What other case might be made for federal involvement in education? Its contributions to good educational practice? Think of the good things that have happened to education in the last thirty years—the growth of home-schooling and the invention and spread of charter schools. The Department of Education had nothing to do with either development. Both happened because of the initiatives taken by parents who were disgusted with standard public education and took matters into their own hands. To watch the process by which charter schools are created,against the resistance of school boards and administrators is to watch the best of American traditions in operation. Government has had nothing to do with it, except as a drag on what citizens are trying to do for their children.

Think of the best books on educational practice, such as Howard Gardner’s many innovative writings about education and E.D. Hirsch’s wonderful Core Knowledge Curriculum, developed by his foundation when his landmark book, Cultural Literacy, was published in 1987. None of this came out of the Department of Education. The Department of Education spends about $200 million a year on research intended to improve educational practice. No evidence exists that that these expenditures have done any significant good.

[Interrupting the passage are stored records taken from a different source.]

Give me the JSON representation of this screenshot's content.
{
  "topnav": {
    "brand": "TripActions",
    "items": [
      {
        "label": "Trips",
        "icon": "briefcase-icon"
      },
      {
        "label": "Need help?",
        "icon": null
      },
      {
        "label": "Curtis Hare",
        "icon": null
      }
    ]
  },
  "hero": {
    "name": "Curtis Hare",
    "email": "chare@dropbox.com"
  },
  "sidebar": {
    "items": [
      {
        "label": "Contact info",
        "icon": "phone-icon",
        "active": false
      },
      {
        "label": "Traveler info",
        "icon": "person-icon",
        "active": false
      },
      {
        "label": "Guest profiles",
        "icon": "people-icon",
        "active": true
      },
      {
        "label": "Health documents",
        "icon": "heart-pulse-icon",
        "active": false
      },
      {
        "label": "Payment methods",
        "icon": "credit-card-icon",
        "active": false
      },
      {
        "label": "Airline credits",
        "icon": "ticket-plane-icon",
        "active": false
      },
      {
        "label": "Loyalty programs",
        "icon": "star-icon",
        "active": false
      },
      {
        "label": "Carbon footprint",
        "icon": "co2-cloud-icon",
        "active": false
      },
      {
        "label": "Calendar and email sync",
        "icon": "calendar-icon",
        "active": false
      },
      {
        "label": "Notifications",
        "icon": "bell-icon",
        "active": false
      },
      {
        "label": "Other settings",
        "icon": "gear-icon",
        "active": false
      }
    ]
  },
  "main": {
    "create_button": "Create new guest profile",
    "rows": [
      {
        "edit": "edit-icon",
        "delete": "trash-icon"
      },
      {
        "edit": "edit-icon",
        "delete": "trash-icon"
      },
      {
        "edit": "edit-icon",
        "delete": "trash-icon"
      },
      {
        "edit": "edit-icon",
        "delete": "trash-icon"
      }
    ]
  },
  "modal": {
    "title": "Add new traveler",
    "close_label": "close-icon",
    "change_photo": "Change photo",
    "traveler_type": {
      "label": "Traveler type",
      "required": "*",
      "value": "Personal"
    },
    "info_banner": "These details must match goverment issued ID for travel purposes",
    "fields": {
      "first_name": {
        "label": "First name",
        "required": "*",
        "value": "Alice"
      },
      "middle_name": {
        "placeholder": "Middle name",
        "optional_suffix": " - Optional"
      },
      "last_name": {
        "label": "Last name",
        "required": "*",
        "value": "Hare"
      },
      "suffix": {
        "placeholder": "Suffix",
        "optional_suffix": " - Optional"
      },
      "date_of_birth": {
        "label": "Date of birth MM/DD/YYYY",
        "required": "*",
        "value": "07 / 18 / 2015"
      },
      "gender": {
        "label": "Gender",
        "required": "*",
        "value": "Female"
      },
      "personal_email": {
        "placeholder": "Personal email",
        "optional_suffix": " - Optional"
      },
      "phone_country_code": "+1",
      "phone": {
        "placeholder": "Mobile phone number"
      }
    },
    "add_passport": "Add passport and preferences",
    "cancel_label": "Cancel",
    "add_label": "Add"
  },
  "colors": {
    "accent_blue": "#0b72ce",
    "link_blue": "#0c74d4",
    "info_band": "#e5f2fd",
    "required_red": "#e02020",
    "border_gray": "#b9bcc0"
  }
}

As far as I can determine, the Department of Education has no track record of positive accomplishment—nothing in the national numbers on educational achievement, nothing in the improvement of educational outcomes for the disadvantaged, nothing in the advancement of educational practice. It just spends a lot of money. This brings us to the practical question: If the Department of Education disappeared from next year’s budget, would anyone notice? The only reason that anyone would notice is the money. The nation’s public schools have developed a dependence on the federal infusion of funds. As a practical matter, actually doing away with the Department of Education would involve creating block grants so that school district budgets throughout the nation wouldn’t crater.

Sadly, even that isn’t practical. The education lobby will prevent any serious inroads on the Department of Education for the foreseeable future. But the answer to the question, “Do we need the Department of Education?” is to me unambiguous. No.